> [Task objective]:
What you return should match the data word for word, minus the images.

+ + +

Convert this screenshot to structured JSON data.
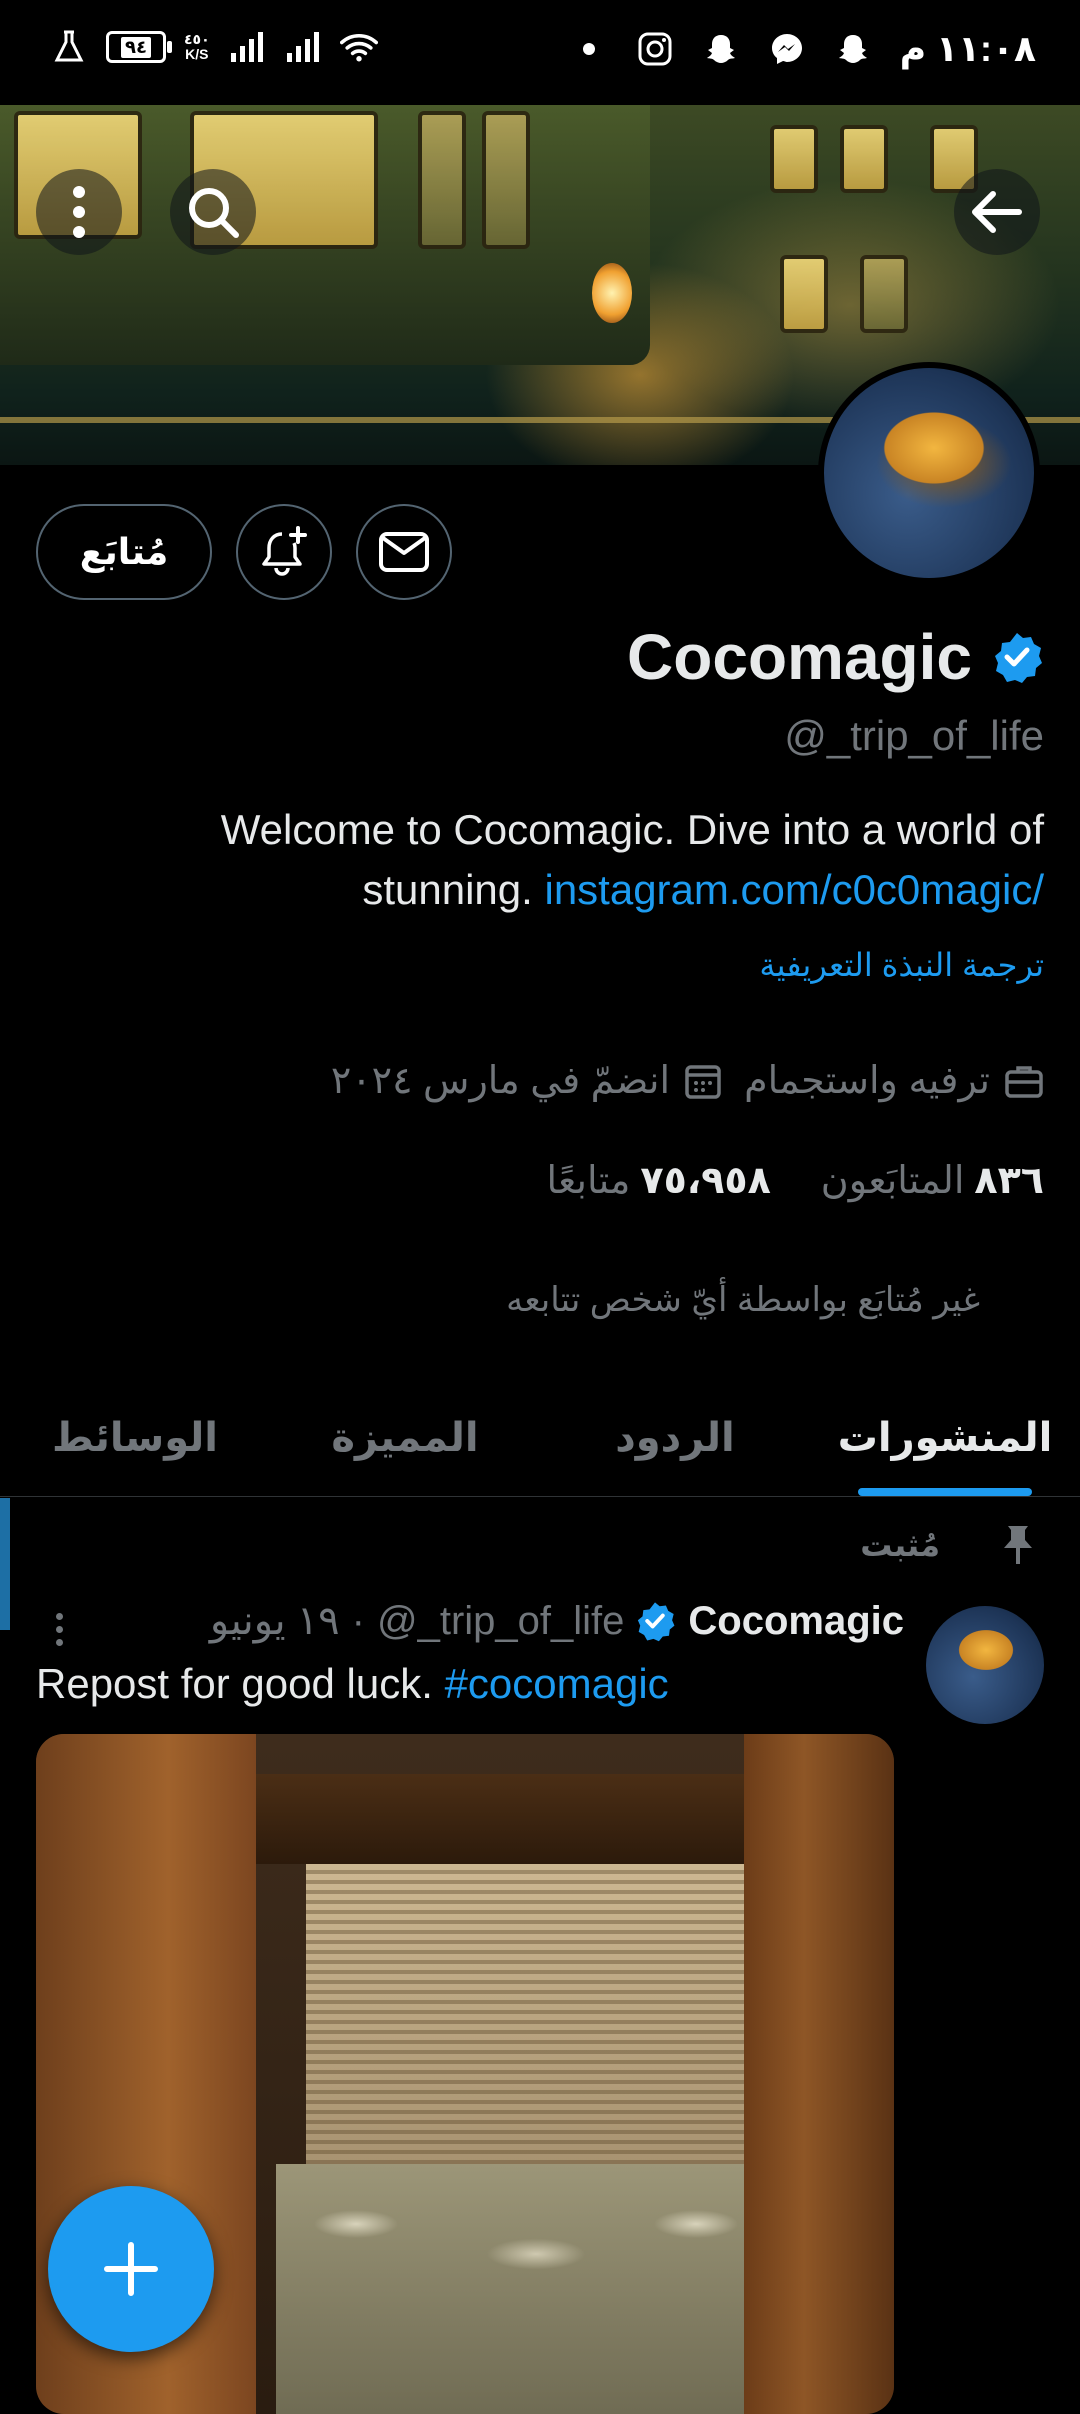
{
  "status_bar": {
    "time": "١١:٠٨ م",
    "battery": "٩٤",
    "speed_value": "٤٥٠",
    "speed_unit": "K/S",
    "icons": [
      "flask-icon",
      "battery-icon",
      "signal-icon",
      "signal-icon",
      "wifi-icon",
      "dot-icon",
      "instagram-icon",
      "snapchat-icon",
      "messenger-icon",
      "snapchat-icon"
    ]
  },
  "banner": {
    "back_icon": "arrow-left-icon",
    "search_icon": "search-icon",
    "more_icon": "more-vertical-icon"
  },
  "profile": {
    "display_name": "Cocomagic",
    "handle": "@_trip_of_life",
    "verified": true,
    "bio_text": "Welcome to Cocomagic. Dive into a world of stunning.",
    "bio_link": "instagram.com/c0c0magic/",
    "translate_bio": "ترجمة النبذة التعريفية",
    "category": "ترفيه واستجمام",
    "joined": "انضمّ في مارس ٢٠٢٤",
    "following_count": "٨٣٦",
    "following_label": "المتابَعون",
    "followers_count": "٧٥،٩٥٨",
    "followers_label": "متابعًا",
    "not_followed_note": "غير مُتابَع بواسطة أيّ شخص تتابعه"
  },
  "actions": {
    "follow_label": "مُتابَع",
    "notify_icon": "bell-plus-icon",
    "message_icon": "mail-icon"
  },
  "tabs": [
    {
      "label": "المنشورات",
      "active": true
    },
    {
      "label": "الردود",
      "active": false
    },
    {
      "label": "المميزة",
      "active": false
    },
    {
      "label": "الوسائط",
      "active": false
    }
  ],
  "post": {
    "pinned_label": "مُثبت",
    "author": "Cocomagic",
    "handle": "@_trip_of_life",
    "separator": "·",
    "date": "١٩ يونيو",
    "text": "Repost for good luck.",
    "hashtag": "#cocomagic"
  },
  "fab": {
    "icon": "plus-icon"
  },
  "colors": {
    "accent": "#1d9bf0",
    "background": "#000000",
    "secondary_text": "#71767b",
    "primary_text": "#e7e9ea"
  }
}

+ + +

> [Completed task]:
Convert this screenshot to structured JSON data.
{
  "status_bar": {
    "time": "١١:٠٨ م",
    "battery": "٩٤",
    "speed_value": "٤٥٠",
    "speed_unit": "K/S",
    "icons": [
      "flask-icon",
      "battery-icon",
      "signal-icon",
      "signal-icon",
      "wifi-icon",
      "dot-icon",
      "instagram-icon",
      "snapchat-icon",
      "messenger-icon",
      "snapchat-icon"
    ]
  },
  "banner": {
    "back_icon": "arrow-left-icon",
    "search_icon": "search-icon",
    "more_icon": "more-vertical-icon"
  },
  "profile": {
    "display_name": "Cocomagic",
    "handle": "@_trip_of_life",
    "verified": true,
    "bio_text": "Welcome to Cocomagic. Dive into a world of stunning.",
    "bio_link": "instagram.com/c0c0magic/",
    "translate_bio": "ترجمة النبذة التعريفية",
    "category": "ترفيه واستجمام",
    "joined": "انضمّ في مارس ٢٠٢٤",
    "following_count": "٨٣٦",
    "following_label": "المتابَعون",
    "followers_count": "٧٥،٩٥٨",
    "followers_label": "متابعًا",
    "not_followed_note": "غير مُتابَع بواسطة أيّ شخص تتابعه"
  },
  "actions": {
    "follow_label": "مُتابَع",
    "notify_icon": "bell-plus-icon",
    "message_icon": "mail-icon"
  },
  "tabs": [
    {
      "label": "المنشورات",
      "active": true
    },
    {
      "label": "الردود",
      "active": false
    },
    {
      "label": "المميزة",
      "active": false
    },
    {
      "label": "الوسائط",
      "active": false
    }
  ],
  "post": {
    "pinned_label": "مُثبت",
    "author": "Cocomagic",
    "handle": "@_trip_of_life",
    "separator": "·",
    "date": "١٩ يونيو",
    "text": "Repost for good luck.",
    "hashtag": "#cocomagic"
  },
  "fab": {
    "icon": "plus-icon"
  },
  "colors": {
    "accent": "#1d9bf0",
    "background": "#000000",
    "secondary_text": "#71767b",
    "primary_text": "#e7e9ea"
  }
}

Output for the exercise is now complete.